You will be able to save some money by buying used textbooks, and can in some cases cut the costs by over 50 % if you find a good deal.
While you won’t need to buy textbooks all that often, it’s important to keep this number in mind when calculating the expected living costs for students in Norway, since these textbooks are pretty expensive compared to regular books.
The cost of entertainment for students in Norway
Entertainment is yet another budget post that is going to be expensive in Norway. The great thing is that you are going to be able to choose how much you are going to spend on entertainment, but knowing most students, it’s going to be a lot.
It’s obviously impossible to put a number of exactly how much students in Norway should spend on entertainment each month, and it will vary a lot from person to person. But if you like going out to have fun, then entertainment will be a big piece of the living costs.
Some examples of cost for different types of entertainment in Norway:
|Type of entertainment||Typical cost|
|Museum entrance fees||100 – 200 NOK|
|Going to the cinema||130 – 150 NOK|
|Buying a beer at a bar||90 – 110 NOK|
|Going to a football match||100 – 300 NOK|
|Gym membership (per month)||300 – 400 NOK|
You might not get entry into Norway unless you can prove that you have enough money
The Norwegian Directorate of Immigration (UDI) actually has strict requirements that all foreign students need to be able to prove that they can cover their living costs for students in Norway.
This means that you need to somehow be able to prove that you either have or can get at least 128,887 Norwegian kroner if you are coming to study here for one full year.
Keep in mind that the 128,887 NOK number is the 2022 / 2023 number, and it might increase in the future. I’m trying to update posts like this one each year, but double check at UDI’s website just to be sure that it’s the updated number!
There are multiple options to prove how that you have enough money to support yourself, such as:
- Have the money in your banking account.
- Have a contract for working part-time in Norway while studying.
- Have a contract for a grant.
- Have a contract for a student loan.
If you are unable to prove that you have they money, or will be getting it, you’re not going to be granted a student visa to study in Norway.
So you absolutely need to be able to cover the livings costs for students in Norway if you want to take advantage of the tuition-free universities.
Nicklas is the owner and editor of The Norway Guide, and is responsible for most of the content on the website.

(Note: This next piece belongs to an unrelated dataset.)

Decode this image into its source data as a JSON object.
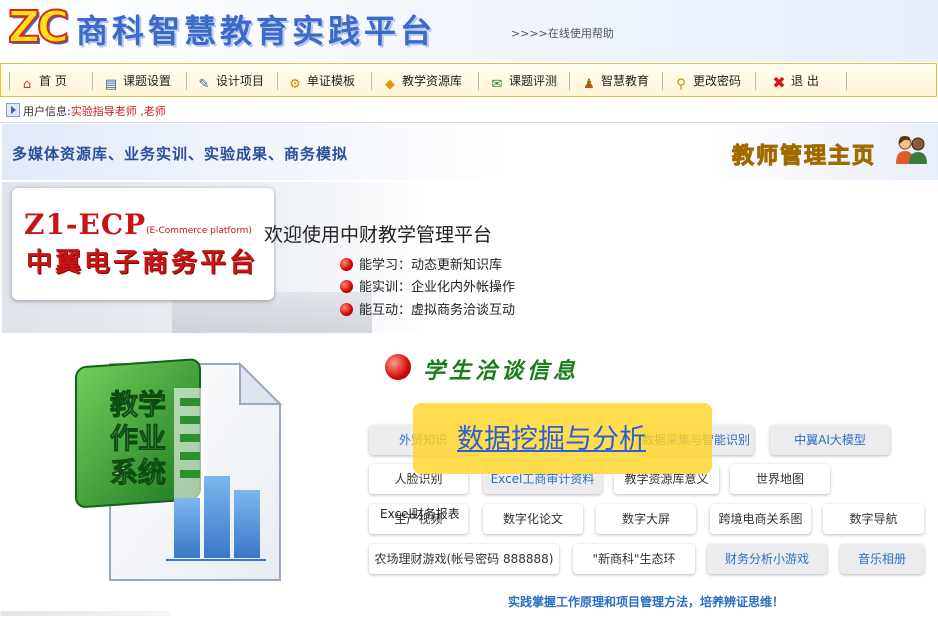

He lives in Skien, Norway with his wife and two children. Nicklas is specialized in Norwegian ecology (including Norway’s geology, wildlife and flora) from his degree in Ecology And Nature Management at University of South-Eastern Norway, but has a particular interest in tourism and content creation.
His biggest hobbies are fishkeeping, going on hikes with his dog, and rooting for the local football team.